In an e-mail blast sent today, the Oregon State Bar announced the approval of five new ethics opinions. Among them, Formal Opinion No. 2011-187 “Competency: Disclosure of Metadata.”
This opinion discusses the following questions:
- Does a Lawyer have a duty to remove or protect metadata when transmitting documents electronically?
- May a Lawyer use the metadata information that is readily accessible with standard word processing software?
- Must a Lawyer who receives a document containing metadata inform the sending attorney?
- Must a lawyer who receives a document containing metadata acquiesce to the sending lawyer’s request to delete the document without reading it?
- May a lawyer use special software to reveal metadata in a document?
Here are the answers from the opinion:
Duty to Remove Metadata

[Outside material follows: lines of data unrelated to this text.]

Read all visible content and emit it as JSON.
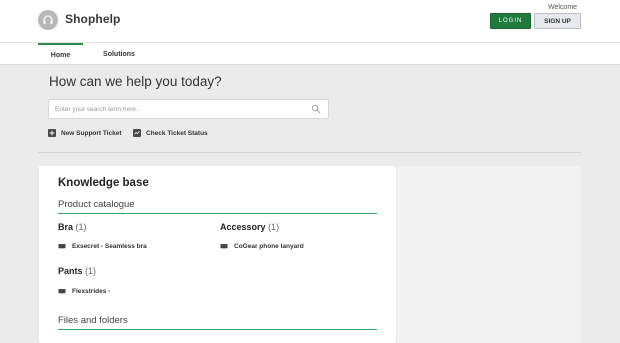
{
  "header": {
    "brand": "Shophelp",
    "welcome": "Welcome",
    "login_label": "LOGIN",
    "signup_label": "SIGN UP"
  },
  "nav": {
    "tabs": [
      {
        "label": "Home"
      },
      {
        "label": "Solutions"
      }
    ]
  },
  "hero": {
    "title": "How can we help you today?",
    "search_placeholder": "Enter your search term here...",
    "search_value": "",
    "actions": [
      {
        "label": "New Support Ticket",
        "icon": "plus-icon"
      },
      {
        "label": "Check Ticket Status",
        "icon": "chart-icon"
      }
    ]
  },
  "kb": {
    "title": "Knowledge base",
    "sections": [
      {
        "title": "Product catalogue",
        "categories": [
          {
            "name": "Bra",
            "count": "(1)",
            "articles": [
              "Exsecret - Seamless bra"
            ]
          },
          {
            "name": "Accessory",
            "count": "(1)",
            "articles": [
              "CoGear phone lanyard"
            ]
          },
          {
            "name": "Pants",
            "count": "(1)",
            "articles": [
              "Flexstrides -"
            ]
          }
        ]
      },
      {
        "title": "Files and folders",
        "categories": []
      }
    ]
  },
  "colors": {
    "accent": "#2e8b4e",
    "login_bg": "#1f7a3c",
    "page_bg": "#ebebeb"
  }
}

A lawyer is responsible for acting competently to safeguard information relating to the representation of a client in communications with others. Competency means … maintaining at least a basic understanding of technology and the risks of revealing metadata or obtaining and utilizing adequate technological support.
A lawyer must use reasonable care to avoid the disclosure of confidential client information, particularly where the information could be detrimental to a client. With respect to metadata, reasonable care includes taking the following steps:
- Preventing the inadvertent disclosure of metadata
- Limiting the nature and scope of the metadata revealed
- Controlling to whom the document is sent
What constitutes reasonable care will change as technology evolves.
Lawyer’s Use of Received Metadata
If the receiving lawyer could reasonably conclude that metadata was intentionally left in a document, there is no duty to inform the sender of the presence of metadata and the receiving lawyer may use the metadata.
If the receiving lawyer knows or reasonably should know that metadata was inadvertently included, Oregon RPC 4.4(b) requires notice to the sender. It does not require the receiving lawyer to return the document unread or to comply with a request by the sender to return the document.
Before deciding what to do with an inadvertently sent document, the receiving lawyer should consult with the client about the risks of returning the document versus the risks of retaining and reading the document and its metadata.
Using Special Software to Reveal Metadata
Searching for metadata using special software when it is apparent that the sender has made reasonable efforts to remove the metadata may be analogous to surreptitiously entering the other lawyer’s office to obtain client information and may constitute ‘conduct involving dishonesty, fraud, deceit, or misrepresentation.’ in violation of Oregon RPC 8.4(a)(3).
Read the full opinion here.